a treat to be able to visit with
homefolk in the meantime,
Oh, the girls, playing ball here
re going around with smiles on
their faces once aeain! Oh. yes.
they say they really gave the girls
of Warsaw real show-down last
week. Ohj they have It In them.
We have It Tm wJU want tt
Get tt qow be
Warsaw, N. C
SASH, DOORS, SHEET-
rock wool; PLAST
ER, LIMbC CEMENT,
j: BRICK, MORTAR,
( Faints, TERRA-coy.
TA PIPE )R Tlli,
white asbestos ti-
SHINGLES, ALL KIND
ROLL ROOFING, 5-V
CRIMP TEV ROOFING
' - And BRICK SIDING
rock, rock Lath
Z.J. CARTER a SOI
WALLACE, N. C.
J JltUk UU..J.U
For Hides, Skins and
," ' '
wait until you hear from them
this week. . Wallace gaiu
. oh. boy. You know now,
it came out oh my, my '
" ir , life, make all
you can, save what you .f
.hn. ill vnu can. Don't gossip
much, for "iwsslp1' means
"IMUna Hia '.chat" Out of the SJStf .
and being careful that no ne
finds out you said it Get what I
, u.i..iin. ia bist arouna the
corner girls for all those who have
a uian in their lives, mu m
NO well IS SO xineiy "f"" " v ,1
escape the reveaung sun. o ..
to with toe uarxest ser w w
lives Somehow, somewhere, some
times our life reveals Its as what
we make of ourselves. -
A good policy is "ever raw
friends with - your nwuoiea ui
them to your enemies, they
Inv hearing about tnem.

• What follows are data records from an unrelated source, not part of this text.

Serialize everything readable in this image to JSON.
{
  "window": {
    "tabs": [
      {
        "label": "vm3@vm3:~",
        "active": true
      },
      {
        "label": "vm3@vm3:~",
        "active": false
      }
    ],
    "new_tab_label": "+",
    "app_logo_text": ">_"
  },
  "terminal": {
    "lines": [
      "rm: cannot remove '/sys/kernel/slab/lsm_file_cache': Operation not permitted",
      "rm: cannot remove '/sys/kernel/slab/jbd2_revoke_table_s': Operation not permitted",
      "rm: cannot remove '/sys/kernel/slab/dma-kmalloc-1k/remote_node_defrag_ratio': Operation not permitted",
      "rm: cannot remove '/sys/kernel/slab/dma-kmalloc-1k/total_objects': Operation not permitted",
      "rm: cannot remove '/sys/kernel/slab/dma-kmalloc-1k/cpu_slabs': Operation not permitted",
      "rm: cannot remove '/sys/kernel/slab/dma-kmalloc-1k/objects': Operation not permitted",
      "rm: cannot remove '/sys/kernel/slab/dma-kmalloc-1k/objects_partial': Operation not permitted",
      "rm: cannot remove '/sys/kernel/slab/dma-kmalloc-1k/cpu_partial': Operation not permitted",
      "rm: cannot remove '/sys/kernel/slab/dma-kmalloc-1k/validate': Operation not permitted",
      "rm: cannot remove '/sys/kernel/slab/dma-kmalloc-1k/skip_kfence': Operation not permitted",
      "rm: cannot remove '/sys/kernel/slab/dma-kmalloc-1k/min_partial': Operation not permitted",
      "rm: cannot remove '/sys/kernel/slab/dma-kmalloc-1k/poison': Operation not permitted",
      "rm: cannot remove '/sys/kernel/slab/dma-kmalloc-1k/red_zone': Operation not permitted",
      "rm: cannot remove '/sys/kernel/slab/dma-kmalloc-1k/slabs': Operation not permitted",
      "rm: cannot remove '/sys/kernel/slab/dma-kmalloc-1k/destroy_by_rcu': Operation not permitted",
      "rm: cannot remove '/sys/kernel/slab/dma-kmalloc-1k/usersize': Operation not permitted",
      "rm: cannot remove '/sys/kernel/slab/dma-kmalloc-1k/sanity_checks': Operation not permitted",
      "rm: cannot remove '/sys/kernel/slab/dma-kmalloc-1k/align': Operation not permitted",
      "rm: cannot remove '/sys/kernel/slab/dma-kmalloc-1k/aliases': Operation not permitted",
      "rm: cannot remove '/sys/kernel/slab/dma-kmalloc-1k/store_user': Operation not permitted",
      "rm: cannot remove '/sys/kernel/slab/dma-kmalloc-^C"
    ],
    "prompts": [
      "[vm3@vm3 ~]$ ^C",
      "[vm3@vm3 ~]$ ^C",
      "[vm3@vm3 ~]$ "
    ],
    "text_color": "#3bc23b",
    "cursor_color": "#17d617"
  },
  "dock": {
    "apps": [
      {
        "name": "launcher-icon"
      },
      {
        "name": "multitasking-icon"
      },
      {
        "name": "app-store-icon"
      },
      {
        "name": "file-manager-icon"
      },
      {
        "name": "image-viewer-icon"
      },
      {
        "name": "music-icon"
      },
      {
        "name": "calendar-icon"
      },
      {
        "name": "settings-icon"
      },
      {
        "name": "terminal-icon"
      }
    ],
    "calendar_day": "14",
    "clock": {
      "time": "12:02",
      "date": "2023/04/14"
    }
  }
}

UJ
that may not oe uw wramu
to do it ':.-,':'. i;-',.-'..'i.'
, , It a Wise person wno uum wmi
. I A. . J hMM.11.1 MCllHl
nt w Buy or uv, ma umo
are the results of unusual methods
witb friends, or foe..: It is said,
.friendship bought at any price is
not worth what it costs." -By say
ing the wrong things, many of us
never know what we may have lost
The Chinquapin Home Demon
stration Club met last week with
approximately twenty members at
tending at the borne of Mrs. Rod
olph Fu treat : The County agent
aiDUbt':Attep;all. , a
jrtuifed-up nose isn't
gaspjng for air ,lsnft
ither.t But thank to
better and canbreathe
a g a lii 1 1 Myw n'e r
sprayed C n P h o -6
a lthr oughoutjt he
nostril and fast!
, MT. OLIVE, N, C.
If ."f ' : i1''s.-',-.'-i'-:fsi,
'&' X9eLc :1ft Aim 1 1
. .Buying Days Are Mondays Through '
' ' ' - ' ' ' i. t r . "
c i Fridays- a. m. Until 5 p. m, -
" ' X -' ' '
We Pay A Premium For Top Quality Hogs
; See Us or Call 3215, Clinton; N, C ;
OPERATED BY LUNDY PACKING COMPANY
, , Stacy Honeycutt, lie Buyer - ,
big by t.e i.v, i4 & Oieiin(i
before a V-"e M"!?anoe rcoi&.
rne to the i 1 v -ner. The rain
was fine and the warm weather ac- .
comparing it w!. r Dmelhlng to
Our "policy fothe best;,
policy,' ; so don't delay-?
come JUl : toaay ir wiu
plete expert ' advice and
information - o n i.y our
needs. IJ nX' '
i W II . 1 ,
I ct- i J 1s - '
u en- . Lr-iAJ'
course r 1 .
,- r General Insurance
t V .vJi.. Organised 192S r ' "
; i Phone 424 Warsaw, N. C :
', v Paul B. Potter Associate . -.,
Wilmington Coca Cola
i ; Bottling Company ' ,
WUmburtoau N. C.v- 13
- tit ,.! ' ' t
- K 1
. , s